[Records contained in a dataset]
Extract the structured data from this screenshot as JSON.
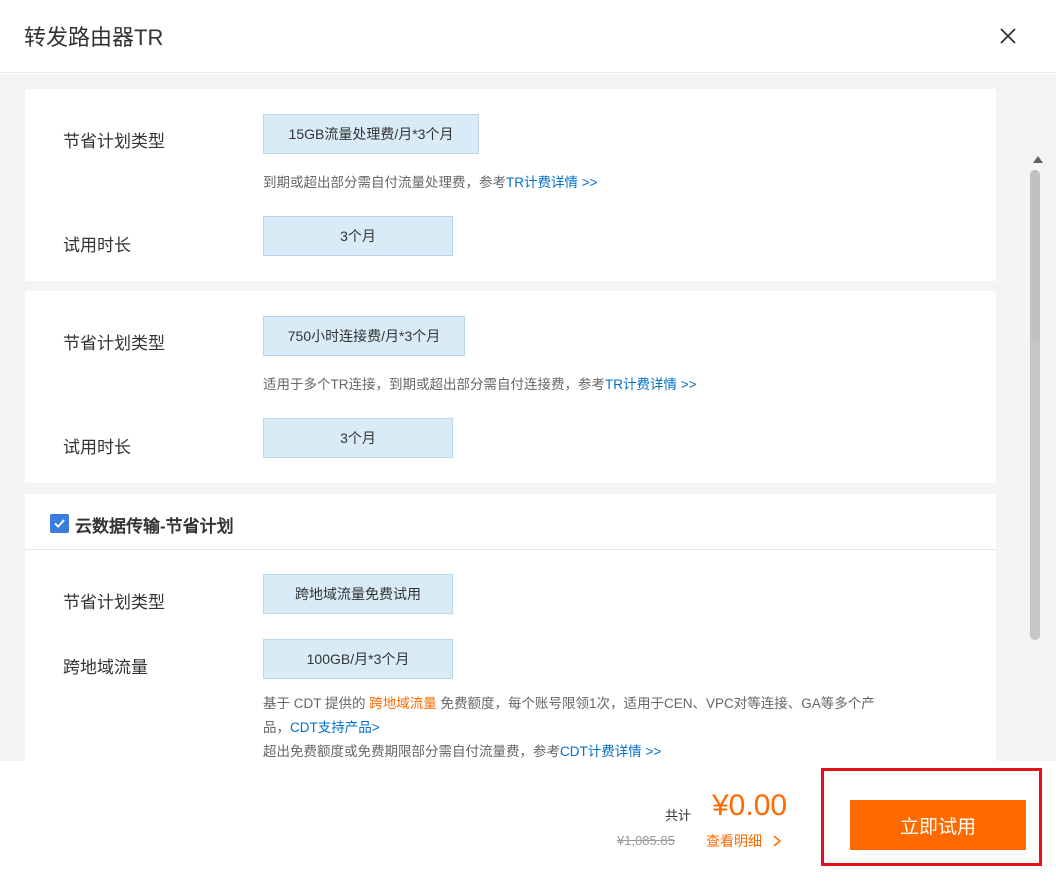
{
  "dialog": {
    "title": "转发路由器TR"
  },
  "card1": {
    "plan_type_label": "节省计划类型",
    "plan_type_value": "15GB流量处理费/月*3个月",
    "hint_text": "到期或超出部分需自付流量处理费，参考",
    "hint_link": "TR计费详情 >>",
    "trial_label": "试用时长",
    "trial_value": "3个月"
  },
  "card2": {
    "plan_type_label": "节省计划类型",
    "plan_type_value": "750小时连接费/月*3个月",
    "hint_text": "适用于多个TR连接，到期或超出部分需自付连接费，参考",
    "hint_link": "TR计费详情 >>",
    "trial_label": "试用时长",
    "trial_value": "3个月"
  },
  "card3": {
    "checked": true,
    "section_title": "云数据传输-节省计划",
    "plan_type_label": "节省计划类型",
    "plan_type_value": "跨地域流量免费试用",
    "traffic_label": "跨地域流量",
    "traffic_value": "100GB/月*3个月",
    "desc1_a": "基于 CDT 提供的 ",
    "desc1_highlight": "跨地域流量",
    "desc1_b": " 免费额度，每个账号限领1次，适用于CEN、VPC对等连接、GA等多个产",
    "desc2_a": "品，",
    "desc2_link": "CDT支持产品>",
    "desc3_a": "超出免费额度或免费期限部分需自付流量费，参考",
    "desc3_link": "CDT计费详情 >>"
  },
  "footer": {
    "total_label": "共计",
    "total_price": "¥0.00",
    "original_price": "¥1,085.85",
    "details_label": "查看明细",
    "submit_label": "立即试用"
  },
  "icons": {
    "close": "close-icon",
    "check": "check-icon",
    "chevron": "chevron-right-icon"
  },
  "colors": {
    "accent": "#ff6a00",
    "link": "#0070cc",
    "value_box": "#d9ebf7",
    "checkbox": "#3b7ddd",
    "highlight_border": "#e8111a"
  }
}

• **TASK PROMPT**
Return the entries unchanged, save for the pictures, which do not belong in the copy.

• **ANSWER SECTION**
Extract the structured data from this screenshot as JSON.
{
  "dialog": {
    "title": "转发路由器TR"
  },
  "card1": {
    "plan_type_label": "节省计划类型",
    "plan_type_value": "15GB流量处理费/月*3个月",
    "hint_text": "到期或超出部分需自付流量处理费，参考",
    "hint_link": "TR计费详情 >>",
    "trial_label": "试用时长",
    "trial_value": "3个月"
  },
  "card2": {
    "plan_type_label": "节省计划类型",
    "plan_type_value": "750小时连接费/月*3个月",
    "hint_text": "适用于多个TR连接，到期或超出部分需自付连接费，参考",
    "hint_link": "TR计费详情 >>",
    "trial_label": "试用时长",
    "trial_value": "3个月"
  },
  "card3": {
    "checked": true,
    "section_title": "云数据传输-节省计划",
    "plan_type_label": "节省计划类型",
    "plan_type_value": "跨地域流量免费试用",
    "traffic_label": "跨地域流量",
    "traffic_value": "100GB/月*3个月",
    "desc1_a": "基于 CDT 提供的 ",
    "desc1_highlight": "跨地域流量",
    "desc1_b": " 免费额度，每个账号限领1次，适用于CEN、VPC对等连接、GA等多个产",
    "desc2_a": "品，",
    "desc2_link": "CDT支持产品>",
    "desc3_a": "超出免费额度或免费期限部分需自付流量费，参考",
    "desc3_link": "CDT计费详情 >>"
  },
  "footer": {
    "total_label": "共计",
    "total_price": "¥0.00",
    "original_price": "¥1,085.85",
    "details_label": "查看明细",
    "submit_label": "立即试用"
  },
  "icons": {
    "close": "close-icon",
    "check": "check-icon",
    "chevron": "chevron-right-icon"
  },
  "colors": {
    "accent": "#ff6a00",
    "link": "#0070cc",
    "value_box": "#d9ebf7",
    "checkbox": "#3b7ddd",
    "highlight_border": "#e8111a"
  }
}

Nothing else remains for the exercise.